I read a review in a fairly recent issue of Fangoria of some new low-budget zombie film. The review began with the following lines: “I hate zombie movies. I hate saying I hate zombie movies.” This was the reviewer’s way of saying that he has grown bored with the zombie sub-genre in the past six years, since the Dawn of the Dead remake and “The Walking Dead” comic renewed interest in reanimated corpses. At least they renewed interest with the masses. Us horror hounds have always known that zombies were awesome, and it didn’t take these breakout works to prove it (though I do love them both).
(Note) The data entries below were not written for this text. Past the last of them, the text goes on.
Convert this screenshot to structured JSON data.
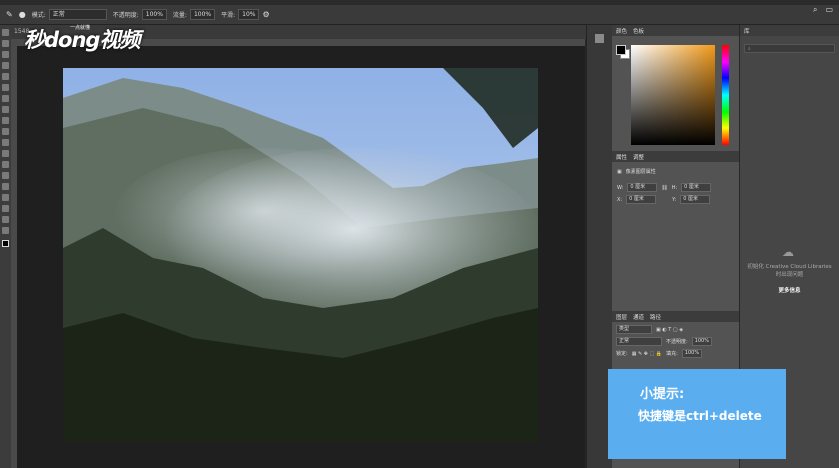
{
  "options_bar": {
    "mode_label": "模式:",
    "mode_value": "正常",
    "opacity_label": "不透明度:",
    "opacity_value": "100%",
    "flow_label": "流量:",
    "flow_value": "100%",
    "smooth_label": "平滑:",
    "smooth_value": "10%"
  },
  "document": {
    "tab_title": "1548"
  },
  "watermark": {
    "brand": "秒dong视频",
    "sub": "一点就懂"
  },
  "panels": {
    "color_tabs": [
      "颜色",
      "色板"
    ],
    "properties_tabs": [
      "属性",
      "调整"
    ],
    "properties_title": "像素图层属性",
    "w_label": "W:",
    "w_value": "0 厘米",
    "h_label": "H:",
    "h_value": "0 厘米",
    "x_label": "X:",
    "x_value": "0 厘米",
    "y_label": "Y:",
    "y_value": "0 厘米",
    "layers_tabs": [
      "图层",
      "通道",
      "路径"
    ],
    "kind_label": "类型",
    "blend_value": "正常",
    "layer_opacity_label": "不透明度:",
    "layer_opacity_value": "100%",
    "lock_label": "锁定:",
    "fill_label": "填充:",
    "fill_value": "100%"
  },
  "libraries": {
    "tab": "库",
    "message": "初始化 Creative Cloud Libraries 时出现问题",
    "link": "更多信息"
  },
  "tip": {
    "title": "小提示:",
    "body": "快捷键是ctrl+delete"
  },
  "colors": {
    "tip_bg": "#5aaef0",
    "panel_bg": "#535353",
    "canvas_bg": "#1f1f1f"
  }
}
Dead Snow, and the other night I finally got around to watching Flight of the Living Dead--fun as hell. Granted, for every one of those enjoyable zombie movies, there’s a The Wickeds or a Day of the Dead 2. But still….remember how fun Dead & Breakfast was? And I would never want to dissuade someone from making the next Hide and Creep.
Maybe this guy was one of those movie-goers bemoaning all the post-Scream slashers that came out eleven years ago (of which I certainly saw my fair share of crappy ones…but I was just thankful that people were making slasher movies again). And I’m sure he now “hates vampire movies” and “hates saying he hates vampire movies.” And maybe he‘s right. But this automatically, and unfairly, crosses out all the great flicks that may come out dealing with any of these commonly-tread horror tropes.
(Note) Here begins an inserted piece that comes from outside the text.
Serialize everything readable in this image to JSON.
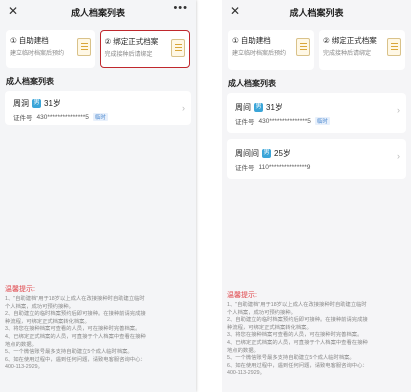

Night of the Living Dead remake in seventh grade. And I will continue to love every zombie movie (and slasher movie and vampire movie and whatever else becomes popular next year) that is made well, and with care and affection from the filmmaker. But who knows, maybe the movie being reviewed just sucked.